One of my favorite hikes here in Door County takes me alone the shoreline of Europe Lake and then heads east toward Lake Michigan. When the trail gets to Lake Michigan, there’s this gorgeous cut-out that the lake has carved out. I like to jump down to the water level and get out to the rocky beach that is comprised of thousands of rocks that over the centuries have been rounded by the action of the water. The constant action of the waves along with the sandy grit in the water have formed those rocks, eroding the harsh, sharp edges until they are smoothly rounded.
This past weekend’s lessons have me thinking about how followers of Jesus are formed. We read the story on Sunday about Jesus prediction of his suffering and death and Peter’s not so helpful response. “No, not you, Jesus.” Jesus scolds Peter pretty harshly and then issues this charge. If any want to become my followers, let them deny themselves and take up their cross and follow me. For those who want to save their life will lose it, and those who lose their life for my sake will find it. (Matthew 16:24-25)
During childhood visits with my grandparents, I listened in on Grandma and Grandpa talking about churchly things at the dinner table. Grandpa was a pastor whose ministry was centered in the pastoral care of his people in a small congregation in rural Kansas. Grandpa would go on about the trials of someone he had visited the day, and often Grandma’s response was about what a hard or terrible or undeserved cross to bear. I grew up thinking that any kind of suffering was simply our cross to bear.
That’s not what Jesus was talking about. I think he was talking about the difficulty and challenge of living a life that is patterned after the life of Christ. And in case you’re wondering what that looks like, Jesus spent a long time and a lot of words in the beginning of Matthew describing what that life looks like. We call it the Sermon on the Mount. It’s in Matthew chapters 5 through 7. Go ahead and read it. I’ll wait.
The ethics of the Sermon on the Mount are so counter-cultural. They don’t describe the life of most Americans, even most American Christians. They certainly don’t describe my life. They describe a life that is rooted in the virtues of love, grace, humility, honesty, patience, service. And they are always rooted in the care, love and service of the most vulnerable, the outsider, the stranger, even the enemy.
One Sunday, I got some serious pushback when at the height of the war in Afghanistan, I prayed for the Taliban. On the very Sunday when we read the words from Matthew instructing us to pray for our enemies. Yeah. You can guess how that went over. Even when we had just read the words in that very service.
And if you’re not convinced by the Sermon on the Mount, go to the latter sections of every last one of Paul’s letters when he starts talking about the ethical implications of the new life we have in Christ.

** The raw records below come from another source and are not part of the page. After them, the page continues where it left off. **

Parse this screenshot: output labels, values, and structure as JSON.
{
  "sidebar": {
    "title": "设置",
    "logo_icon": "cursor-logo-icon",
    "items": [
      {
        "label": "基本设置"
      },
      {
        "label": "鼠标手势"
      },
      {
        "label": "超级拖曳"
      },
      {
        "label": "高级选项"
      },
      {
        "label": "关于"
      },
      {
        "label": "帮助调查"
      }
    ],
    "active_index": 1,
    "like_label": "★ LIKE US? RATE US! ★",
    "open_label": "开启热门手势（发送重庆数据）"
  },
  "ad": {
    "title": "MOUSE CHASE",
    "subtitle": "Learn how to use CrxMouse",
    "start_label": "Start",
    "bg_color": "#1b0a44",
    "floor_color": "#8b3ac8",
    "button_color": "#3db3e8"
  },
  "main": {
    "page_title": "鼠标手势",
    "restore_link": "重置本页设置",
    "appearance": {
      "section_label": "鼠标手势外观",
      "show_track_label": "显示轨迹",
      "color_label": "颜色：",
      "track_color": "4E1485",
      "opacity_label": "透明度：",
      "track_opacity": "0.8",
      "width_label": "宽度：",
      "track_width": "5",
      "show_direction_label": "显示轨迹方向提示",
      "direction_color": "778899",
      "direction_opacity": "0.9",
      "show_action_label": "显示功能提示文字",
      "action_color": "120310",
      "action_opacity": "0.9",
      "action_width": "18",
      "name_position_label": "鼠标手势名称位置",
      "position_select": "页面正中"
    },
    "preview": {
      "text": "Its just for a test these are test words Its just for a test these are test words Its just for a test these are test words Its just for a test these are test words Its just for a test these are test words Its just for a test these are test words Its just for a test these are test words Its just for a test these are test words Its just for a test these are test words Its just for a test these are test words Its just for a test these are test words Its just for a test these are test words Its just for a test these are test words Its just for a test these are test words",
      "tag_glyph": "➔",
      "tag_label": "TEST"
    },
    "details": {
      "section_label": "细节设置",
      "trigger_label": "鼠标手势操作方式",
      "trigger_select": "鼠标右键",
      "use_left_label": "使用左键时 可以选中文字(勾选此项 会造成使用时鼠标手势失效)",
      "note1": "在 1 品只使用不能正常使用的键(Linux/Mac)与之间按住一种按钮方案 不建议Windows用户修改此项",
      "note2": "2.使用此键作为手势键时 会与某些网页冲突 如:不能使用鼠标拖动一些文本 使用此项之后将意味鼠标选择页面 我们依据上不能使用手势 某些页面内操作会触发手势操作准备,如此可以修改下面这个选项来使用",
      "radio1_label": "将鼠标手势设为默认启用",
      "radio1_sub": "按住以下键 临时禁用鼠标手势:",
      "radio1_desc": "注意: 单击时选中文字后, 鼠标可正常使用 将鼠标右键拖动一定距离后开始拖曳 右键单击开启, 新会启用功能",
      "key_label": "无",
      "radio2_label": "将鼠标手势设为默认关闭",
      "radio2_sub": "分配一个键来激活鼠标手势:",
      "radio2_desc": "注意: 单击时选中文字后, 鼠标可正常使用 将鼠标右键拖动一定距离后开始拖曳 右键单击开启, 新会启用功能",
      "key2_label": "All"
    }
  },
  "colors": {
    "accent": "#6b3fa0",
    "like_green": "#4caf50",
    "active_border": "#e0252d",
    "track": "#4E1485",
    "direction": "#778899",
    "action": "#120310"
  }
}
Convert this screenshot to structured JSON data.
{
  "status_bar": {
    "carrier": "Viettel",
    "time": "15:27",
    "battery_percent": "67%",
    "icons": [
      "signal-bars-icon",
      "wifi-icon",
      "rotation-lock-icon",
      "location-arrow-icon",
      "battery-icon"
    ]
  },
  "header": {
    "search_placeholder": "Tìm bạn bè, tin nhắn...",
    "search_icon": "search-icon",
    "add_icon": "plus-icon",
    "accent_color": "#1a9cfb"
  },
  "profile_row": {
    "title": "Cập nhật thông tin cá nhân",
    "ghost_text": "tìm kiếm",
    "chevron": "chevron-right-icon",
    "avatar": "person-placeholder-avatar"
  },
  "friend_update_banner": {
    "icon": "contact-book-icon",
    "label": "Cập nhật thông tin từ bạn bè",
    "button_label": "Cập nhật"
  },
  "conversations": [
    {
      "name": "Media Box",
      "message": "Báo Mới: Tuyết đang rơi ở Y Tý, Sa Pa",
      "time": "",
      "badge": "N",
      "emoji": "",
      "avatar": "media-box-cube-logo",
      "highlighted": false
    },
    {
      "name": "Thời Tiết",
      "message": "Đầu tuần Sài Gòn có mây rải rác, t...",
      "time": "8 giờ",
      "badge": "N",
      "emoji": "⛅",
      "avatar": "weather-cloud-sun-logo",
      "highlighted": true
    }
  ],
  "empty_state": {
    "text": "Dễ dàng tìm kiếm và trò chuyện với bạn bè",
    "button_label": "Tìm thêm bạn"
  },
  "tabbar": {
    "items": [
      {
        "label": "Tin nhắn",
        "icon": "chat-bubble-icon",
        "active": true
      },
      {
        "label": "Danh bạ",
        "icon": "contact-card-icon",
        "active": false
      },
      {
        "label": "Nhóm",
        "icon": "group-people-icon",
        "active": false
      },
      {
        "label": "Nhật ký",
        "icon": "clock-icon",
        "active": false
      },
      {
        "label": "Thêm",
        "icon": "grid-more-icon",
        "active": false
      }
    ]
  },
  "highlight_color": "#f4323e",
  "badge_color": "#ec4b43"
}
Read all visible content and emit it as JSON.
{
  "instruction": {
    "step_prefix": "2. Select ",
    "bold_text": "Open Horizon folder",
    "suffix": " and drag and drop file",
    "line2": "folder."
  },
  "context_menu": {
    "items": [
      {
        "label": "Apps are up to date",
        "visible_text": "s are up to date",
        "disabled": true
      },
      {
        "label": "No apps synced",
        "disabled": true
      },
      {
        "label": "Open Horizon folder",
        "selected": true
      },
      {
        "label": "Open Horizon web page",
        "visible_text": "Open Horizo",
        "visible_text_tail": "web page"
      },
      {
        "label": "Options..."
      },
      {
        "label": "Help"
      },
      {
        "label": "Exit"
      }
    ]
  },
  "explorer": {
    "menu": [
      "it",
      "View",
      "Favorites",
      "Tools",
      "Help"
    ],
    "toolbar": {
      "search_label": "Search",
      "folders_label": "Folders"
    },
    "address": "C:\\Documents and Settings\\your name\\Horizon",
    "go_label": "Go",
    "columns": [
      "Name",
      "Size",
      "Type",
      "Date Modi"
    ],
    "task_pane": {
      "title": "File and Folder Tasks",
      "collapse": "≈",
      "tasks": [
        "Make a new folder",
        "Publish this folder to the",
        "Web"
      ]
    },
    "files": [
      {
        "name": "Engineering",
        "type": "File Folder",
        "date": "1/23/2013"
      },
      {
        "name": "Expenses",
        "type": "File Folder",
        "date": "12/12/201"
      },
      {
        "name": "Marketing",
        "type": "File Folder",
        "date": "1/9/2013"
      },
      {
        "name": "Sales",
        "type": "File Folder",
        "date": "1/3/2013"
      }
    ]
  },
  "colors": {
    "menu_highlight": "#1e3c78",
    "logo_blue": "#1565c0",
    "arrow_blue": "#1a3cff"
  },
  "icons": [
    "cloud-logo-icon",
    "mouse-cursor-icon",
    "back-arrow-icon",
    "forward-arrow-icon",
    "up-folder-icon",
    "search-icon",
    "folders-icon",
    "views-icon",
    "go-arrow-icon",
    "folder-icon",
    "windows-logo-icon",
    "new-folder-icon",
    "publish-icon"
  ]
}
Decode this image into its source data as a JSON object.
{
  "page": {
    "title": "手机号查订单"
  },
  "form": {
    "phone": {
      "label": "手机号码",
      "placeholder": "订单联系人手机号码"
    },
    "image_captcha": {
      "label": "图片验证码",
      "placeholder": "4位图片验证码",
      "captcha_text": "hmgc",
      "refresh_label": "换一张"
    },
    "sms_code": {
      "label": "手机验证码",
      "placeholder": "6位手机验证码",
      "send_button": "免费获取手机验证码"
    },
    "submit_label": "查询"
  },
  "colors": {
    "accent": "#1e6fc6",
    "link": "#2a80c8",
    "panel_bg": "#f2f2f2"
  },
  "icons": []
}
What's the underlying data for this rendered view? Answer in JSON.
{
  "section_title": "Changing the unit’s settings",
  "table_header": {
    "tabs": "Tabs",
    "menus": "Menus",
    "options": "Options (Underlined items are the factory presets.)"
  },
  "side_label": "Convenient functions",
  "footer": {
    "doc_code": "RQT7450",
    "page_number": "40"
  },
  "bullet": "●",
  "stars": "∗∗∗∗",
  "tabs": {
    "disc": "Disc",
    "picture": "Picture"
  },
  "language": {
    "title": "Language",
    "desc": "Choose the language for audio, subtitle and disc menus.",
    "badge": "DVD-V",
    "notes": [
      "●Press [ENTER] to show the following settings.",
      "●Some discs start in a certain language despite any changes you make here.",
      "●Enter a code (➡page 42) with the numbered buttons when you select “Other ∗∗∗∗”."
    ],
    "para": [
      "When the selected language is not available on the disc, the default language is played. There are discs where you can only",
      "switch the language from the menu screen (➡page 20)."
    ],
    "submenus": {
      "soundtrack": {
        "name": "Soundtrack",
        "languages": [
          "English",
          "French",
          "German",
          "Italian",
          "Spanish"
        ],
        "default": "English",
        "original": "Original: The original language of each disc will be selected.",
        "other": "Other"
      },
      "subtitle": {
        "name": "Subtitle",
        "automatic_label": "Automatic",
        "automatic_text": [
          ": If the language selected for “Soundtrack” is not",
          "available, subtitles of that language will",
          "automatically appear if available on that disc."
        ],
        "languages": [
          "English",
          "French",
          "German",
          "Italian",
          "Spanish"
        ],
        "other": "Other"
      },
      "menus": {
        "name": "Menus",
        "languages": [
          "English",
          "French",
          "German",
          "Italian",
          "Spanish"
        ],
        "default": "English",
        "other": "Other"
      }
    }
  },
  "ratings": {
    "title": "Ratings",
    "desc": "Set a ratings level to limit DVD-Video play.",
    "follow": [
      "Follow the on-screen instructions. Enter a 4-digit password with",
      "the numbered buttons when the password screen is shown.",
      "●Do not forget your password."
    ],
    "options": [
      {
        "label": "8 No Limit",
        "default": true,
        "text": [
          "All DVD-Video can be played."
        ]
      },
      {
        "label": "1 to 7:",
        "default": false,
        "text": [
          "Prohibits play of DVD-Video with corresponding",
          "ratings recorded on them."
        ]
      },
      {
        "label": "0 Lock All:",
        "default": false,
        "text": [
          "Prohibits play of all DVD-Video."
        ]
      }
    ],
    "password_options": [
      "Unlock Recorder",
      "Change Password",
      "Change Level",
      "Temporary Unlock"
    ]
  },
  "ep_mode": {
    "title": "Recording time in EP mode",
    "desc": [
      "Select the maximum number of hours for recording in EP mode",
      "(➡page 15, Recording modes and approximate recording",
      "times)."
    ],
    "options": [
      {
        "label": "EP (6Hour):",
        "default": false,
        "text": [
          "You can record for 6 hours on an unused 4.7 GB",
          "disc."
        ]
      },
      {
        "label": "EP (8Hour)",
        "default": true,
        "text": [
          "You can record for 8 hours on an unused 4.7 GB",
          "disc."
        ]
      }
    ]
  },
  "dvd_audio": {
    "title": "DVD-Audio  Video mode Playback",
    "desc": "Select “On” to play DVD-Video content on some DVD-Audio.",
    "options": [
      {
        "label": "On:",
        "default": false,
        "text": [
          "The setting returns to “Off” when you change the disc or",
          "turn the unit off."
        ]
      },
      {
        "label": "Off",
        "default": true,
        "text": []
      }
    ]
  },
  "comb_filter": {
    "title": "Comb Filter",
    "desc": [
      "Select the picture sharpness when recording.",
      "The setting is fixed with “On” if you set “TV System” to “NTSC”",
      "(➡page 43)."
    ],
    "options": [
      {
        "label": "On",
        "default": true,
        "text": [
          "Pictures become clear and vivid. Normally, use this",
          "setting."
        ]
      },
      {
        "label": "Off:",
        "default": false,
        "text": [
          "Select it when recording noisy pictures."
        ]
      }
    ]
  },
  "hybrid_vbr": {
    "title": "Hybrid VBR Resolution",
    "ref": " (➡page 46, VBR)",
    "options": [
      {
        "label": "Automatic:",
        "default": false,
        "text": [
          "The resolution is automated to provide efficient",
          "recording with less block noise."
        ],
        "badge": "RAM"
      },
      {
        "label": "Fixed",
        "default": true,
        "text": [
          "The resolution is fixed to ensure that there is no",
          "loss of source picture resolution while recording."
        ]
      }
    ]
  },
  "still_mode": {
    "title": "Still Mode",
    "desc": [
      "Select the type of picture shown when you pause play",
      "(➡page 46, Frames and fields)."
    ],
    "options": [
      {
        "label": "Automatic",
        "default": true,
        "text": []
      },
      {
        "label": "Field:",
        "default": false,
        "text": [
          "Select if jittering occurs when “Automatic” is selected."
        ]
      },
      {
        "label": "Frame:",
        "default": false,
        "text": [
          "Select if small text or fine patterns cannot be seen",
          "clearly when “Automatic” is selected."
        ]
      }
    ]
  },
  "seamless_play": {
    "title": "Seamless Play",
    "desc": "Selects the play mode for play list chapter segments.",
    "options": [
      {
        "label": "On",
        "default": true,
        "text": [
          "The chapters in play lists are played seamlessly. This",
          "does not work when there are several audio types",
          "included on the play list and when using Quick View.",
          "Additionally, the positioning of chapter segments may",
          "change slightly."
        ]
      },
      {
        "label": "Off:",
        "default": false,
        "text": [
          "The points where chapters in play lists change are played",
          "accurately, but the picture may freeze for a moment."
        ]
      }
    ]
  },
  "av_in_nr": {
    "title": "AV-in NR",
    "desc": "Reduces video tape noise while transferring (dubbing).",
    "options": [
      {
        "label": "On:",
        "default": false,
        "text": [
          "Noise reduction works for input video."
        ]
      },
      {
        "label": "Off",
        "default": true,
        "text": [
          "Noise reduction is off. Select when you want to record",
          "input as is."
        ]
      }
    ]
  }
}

These are not only the pattern by which I seek to form my life (albeit, imperfectly), they are also the patterns around which, as a pastor, I seek to pattern the formation of a community of faith. This is what I believe the people of God, the body of Christ are intended to look like.
Yet, I gotta tell you, it often feels like Sisyphus eternally rolling the rock up the hill. Even the most faithful people, I get for an hour a week; maybe an hour or so more for a handful of others who come for bible class or some other thing we do for faith formation.
What chance do I have against so many other cultural forces? Corporate leaders are deeply formed by the corporate leadership culture 60 or so hours a week. That’s not the culture of the Sermon on the Mount. You almost can’t cast your gaze anywhere without a message from our consumer culture that teaches that we just need to purchase that one more thing that will be enough. I confess I have been formed pretty deeply by that idol. We are constantly bombarded by the myth of American exceptionalism, a false idol that suggests that American somehow has a privileged place in God’s economy.
I think that right now, one of the big influences is political party affiliation. For so many of us, both on the right and on the left, the sensibilities of the political parties we affiliate with are more formative of our views about ethical matters than the scriptures.
I get accused of being a shill for the Democratic party. I don’t accept that. What I will acknowledge is that as a pastor of the church, I’m trying to form followers of Jesus. If the Democrats right now seem to be more aligned with those sensibilities that the Republicans, then don’t come after me; go look at your bible and have the argument with your scriptures. I’m not a shill for partisan politics. I’m called and ordained to proclaim the Word.
What I yearn for is a church where we understand that our primary citizenship is in the Kingdom of God. The kind of church where we can speak the truth to each other when it becomes clear that we are going after other idols, which I often do, and for which I desire my siblings to make me accountable. Give me a church that understands that any of the inevitable and multiple loyalties we claim have to take backseat to the loyalty to the baptismal covenant by which we declare death to the old self and a commitment to live in the freedom of a child of God.
I’m not a huge fan of the Petrine letters, but I do find a strange attraction to this description of followers of Jesus in the world: “Beloved ones, I exhort you as sojourners and resident aliens to abstain from fleshly desires, which wage war against the soul, keeping your conduct comely when among the Gentiles so that. . .they might from the good deeds they have observed glorify God on a day of his visitation.”
Yeah. Resident aliens with competing loyalties that all take a back seat to our loyalty to the work that God is doing to restore the world.
Dear Lord, let us be a church so formed.